Work required ::
Would you please report how many lines of the listing contain "true"? Reply with that number only.

Material shown ::

★ ★ ★ ★

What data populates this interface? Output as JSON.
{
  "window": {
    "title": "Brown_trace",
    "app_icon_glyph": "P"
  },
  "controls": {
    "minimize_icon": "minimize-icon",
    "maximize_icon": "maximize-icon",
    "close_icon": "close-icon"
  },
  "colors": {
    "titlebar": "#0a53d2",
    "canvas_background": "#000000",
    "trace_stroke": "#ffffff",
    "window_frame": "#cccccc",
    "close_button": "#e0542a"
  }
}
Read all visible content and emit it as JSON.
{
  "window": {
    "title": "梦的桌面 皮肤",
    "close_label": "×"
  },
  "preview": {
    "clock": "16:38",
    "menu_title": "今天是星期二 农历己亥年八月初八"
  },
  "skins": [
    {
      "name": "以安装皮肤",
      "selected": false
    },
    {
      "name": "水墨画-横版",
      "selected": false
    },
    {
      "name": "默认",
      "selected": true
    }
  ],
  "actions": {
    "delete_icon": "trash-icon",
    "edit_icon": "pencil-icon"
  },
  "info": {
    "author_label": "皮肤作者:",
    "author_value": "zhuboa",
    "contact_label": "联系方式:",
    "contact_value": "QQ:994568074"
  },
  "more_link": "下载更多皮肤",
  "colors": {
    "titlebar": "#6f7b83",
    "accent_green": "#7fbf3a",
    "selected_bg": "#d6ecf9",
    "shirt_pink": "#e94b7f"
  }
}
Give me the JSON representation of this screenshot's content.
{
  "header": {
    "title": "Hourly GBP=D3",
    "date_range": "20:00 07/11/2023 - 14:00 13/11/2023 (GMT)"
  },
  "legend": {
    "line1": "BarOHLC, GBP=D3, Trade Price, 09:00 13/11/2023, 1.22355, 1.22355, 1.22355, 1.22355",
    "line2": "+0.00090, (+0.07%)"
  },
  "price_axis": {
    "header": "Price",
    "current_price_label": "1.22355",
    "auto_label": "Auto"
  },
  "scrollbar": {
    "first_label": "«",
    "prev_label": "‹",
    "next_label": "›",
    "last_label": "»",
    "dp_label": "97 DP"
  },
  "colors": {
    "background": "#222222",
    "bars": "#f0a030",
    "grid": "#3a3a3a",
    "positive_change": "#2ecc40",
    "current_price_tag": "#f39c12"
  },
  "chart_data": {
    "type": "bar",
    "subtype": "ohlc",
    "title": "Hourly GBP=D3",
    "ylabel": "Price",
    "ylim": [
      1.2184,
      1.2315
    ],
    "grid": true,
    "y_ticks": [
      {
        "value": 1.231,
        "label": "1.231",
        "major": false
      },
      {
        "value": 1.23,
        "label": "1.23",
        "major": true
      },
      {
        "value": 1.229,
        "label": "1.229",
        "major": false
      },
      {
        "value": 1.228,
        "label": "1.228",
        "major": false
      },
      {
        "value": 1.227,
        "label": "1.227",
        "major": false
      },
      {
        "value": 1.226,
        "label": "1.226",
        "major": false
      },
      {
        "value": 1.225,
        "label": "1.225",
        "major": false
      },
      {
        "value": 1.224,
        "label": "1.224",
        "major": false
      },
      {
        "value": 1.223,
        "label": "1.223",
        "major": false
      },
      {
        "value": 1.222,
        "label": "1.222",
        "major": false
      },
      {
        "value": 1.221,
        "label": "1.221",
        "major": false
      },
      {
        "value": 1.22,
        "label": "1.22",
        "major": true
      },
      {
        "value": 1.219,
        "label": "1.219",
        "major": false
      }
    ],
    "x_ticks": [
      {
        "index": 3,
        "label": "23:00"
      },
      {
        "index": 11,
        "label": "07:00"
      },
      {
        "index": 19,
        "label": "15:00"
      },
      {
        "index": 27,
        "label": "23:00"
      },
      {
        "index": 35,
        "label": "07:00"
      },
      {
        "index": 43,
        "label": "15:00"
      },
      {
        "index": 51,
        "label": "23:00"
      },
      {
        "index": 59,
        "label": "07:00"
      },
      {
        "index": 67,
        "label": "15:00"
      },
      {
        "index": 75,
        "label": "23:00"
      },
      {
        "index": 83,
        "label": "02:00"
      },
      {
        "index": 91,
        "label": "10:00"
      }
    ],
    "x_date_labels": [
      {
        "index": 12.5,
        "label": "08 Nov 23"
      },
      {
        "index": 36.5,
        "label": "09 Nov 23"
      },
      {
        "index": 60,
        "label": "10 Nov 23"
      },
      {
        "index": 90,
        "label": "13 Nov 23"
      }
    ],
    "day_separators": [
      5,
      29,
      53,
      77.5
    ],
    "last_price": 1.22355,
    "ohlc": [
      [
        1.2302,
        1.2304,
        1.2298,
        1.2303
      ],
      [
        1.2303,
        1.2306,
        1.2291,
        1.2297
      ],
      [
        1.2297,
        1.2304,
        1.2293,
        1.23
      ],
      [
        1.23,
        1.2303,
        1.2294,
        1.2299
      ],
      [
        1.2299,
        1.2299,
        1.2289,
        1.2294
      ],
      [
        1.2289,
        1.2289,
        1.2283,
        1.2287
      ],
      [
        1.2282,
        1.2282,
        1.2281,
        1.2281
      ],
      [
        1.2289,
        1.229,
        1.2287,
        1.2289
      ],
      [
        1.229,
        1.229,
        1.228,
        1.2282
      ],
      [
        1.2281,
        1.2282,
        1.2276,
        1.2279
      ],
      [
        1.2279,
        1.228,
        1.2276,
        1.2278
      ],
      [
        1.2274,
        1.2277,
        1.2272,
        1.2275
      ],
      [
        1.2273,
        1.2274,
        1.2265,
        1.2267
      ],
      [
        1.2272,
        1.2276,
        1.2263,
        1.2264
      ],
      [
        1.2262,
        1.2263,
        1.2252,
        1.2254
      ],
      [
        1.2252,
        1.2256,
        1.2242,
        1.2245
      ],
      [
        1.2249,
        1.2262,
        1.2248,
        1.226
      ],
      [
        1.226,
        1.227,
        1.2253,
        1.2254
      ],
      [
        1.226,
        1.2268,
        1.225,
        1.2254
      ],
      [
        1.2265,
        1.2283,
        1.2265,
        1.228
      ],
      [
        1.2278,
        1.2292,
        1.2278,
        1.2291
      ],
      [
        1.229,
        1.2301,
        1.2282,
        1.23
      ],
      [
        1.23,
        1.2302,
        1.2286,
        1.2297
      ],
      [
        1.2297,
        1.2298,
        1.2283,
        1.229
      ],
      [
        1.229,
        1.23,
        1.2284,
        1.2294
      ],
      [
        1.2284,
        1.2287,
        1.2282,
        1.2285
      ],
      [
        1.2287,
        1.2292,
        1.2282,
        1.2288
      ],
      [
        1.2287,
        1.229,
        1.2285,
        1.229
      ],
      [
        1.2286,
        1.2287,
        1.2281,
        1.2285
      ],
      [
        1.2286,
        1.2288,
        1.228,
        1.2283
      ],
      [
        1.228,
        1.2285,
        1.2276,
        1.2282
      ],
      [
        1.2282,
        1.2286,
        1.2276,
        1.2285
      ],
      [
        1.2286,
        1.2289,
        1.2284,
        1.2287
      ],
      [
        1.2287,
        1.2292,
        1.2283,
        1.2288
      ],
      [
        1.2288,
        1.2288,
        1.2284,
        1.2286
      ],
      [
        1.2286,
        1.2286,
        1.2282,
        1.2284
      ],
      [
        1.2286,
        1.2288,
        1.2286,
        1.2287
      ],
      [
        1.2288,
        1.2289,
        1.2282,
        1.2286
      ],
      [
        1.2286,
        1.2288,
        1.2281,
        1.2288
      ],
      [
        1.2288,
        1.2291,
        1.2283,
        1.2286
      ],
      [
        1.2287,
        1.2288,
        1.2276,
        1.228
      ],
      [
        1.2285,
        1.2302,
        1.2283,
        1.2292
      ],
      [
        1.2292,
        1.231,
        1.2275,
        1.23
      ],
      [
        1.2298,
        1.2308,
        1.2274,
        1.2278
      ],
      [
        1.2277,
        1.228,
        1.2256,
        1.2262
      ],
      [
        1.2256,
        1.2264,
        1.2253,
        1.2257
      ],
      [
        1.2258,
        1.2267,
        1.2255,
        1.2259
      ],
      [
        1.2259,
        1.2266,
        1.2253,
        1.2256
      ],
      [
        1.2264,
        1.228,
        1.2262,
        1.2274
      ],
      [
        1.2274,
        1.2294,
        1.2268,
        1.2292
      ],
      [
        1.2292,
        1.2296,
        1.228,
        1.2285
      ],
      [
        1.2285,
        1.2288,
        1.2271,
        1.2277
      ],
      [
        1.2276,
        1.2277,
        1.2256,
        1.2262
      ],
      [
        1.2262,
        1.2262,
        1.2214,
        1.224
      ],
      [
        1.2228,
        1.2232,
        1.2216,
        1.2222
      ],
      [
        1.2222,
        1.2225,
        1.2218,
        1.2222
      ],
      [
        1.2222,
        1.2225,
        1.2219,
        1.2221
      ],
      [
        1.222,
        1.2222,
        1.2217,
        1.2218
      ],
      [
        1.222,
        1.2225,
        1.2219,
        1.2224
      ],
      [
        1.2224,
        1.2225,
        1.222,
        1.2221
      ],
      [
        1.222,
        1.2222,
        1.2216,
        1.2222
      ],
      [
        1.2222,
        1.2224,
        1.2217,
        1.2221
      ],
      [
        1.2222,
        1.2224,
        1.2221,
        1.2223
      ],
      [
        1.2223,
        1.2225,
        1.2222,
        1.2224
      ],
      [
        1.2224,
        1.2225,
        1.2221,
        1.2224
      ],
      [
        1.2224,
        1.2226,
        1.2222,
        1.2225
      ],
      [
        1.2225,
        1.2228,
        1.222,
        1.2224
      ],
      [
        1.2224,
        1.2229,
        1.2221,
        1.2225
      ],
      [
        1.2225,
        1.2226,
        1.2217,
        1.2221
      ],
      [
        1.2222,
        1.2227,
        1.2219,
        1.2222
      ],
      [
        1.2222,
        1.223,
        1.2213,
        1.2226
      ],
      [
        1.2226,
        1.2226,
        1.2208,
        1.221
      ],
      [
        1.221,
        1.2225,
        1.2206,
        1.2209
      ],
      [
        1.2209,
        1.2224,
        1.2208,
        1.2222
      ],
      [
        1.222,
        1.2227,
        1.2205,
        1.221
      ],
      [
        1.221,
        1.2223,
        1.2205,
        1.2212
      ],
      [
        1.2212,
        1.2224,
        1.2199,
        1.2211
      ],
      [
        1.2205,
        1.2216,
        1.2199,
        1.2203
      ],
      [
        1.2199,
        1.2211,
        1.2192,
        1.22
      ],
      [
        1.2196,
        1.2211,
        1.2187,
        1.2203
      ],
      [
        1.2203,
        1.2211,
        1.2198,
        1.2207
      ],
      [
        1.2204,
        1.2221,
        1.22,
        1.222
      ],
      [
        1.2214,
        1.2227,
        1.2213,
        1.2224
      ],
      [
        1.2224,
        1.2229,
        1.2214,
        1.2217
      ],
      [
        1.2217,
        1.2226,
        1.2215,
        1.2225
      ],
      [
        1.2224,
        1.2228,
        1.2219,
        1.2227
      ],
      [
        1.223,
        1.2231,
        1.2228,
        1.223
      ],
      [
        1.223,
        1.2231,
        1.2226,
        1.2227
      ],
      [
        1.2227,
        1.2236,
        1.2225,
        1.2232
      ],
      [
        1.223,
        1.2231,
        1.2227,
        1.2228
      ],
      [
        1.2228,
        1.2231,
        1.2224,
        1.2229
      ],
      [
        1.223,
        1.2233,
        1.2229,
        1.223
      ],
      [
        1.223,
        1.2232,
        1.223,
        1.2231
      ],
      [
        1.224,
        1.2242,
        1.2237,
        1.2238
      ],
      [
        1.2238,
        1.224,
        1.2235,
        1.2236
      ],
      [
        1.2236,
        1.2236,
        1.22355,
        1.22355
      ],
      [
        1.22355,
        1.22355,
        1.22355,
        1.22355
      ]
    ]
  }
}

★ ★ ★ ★

Response area ::
4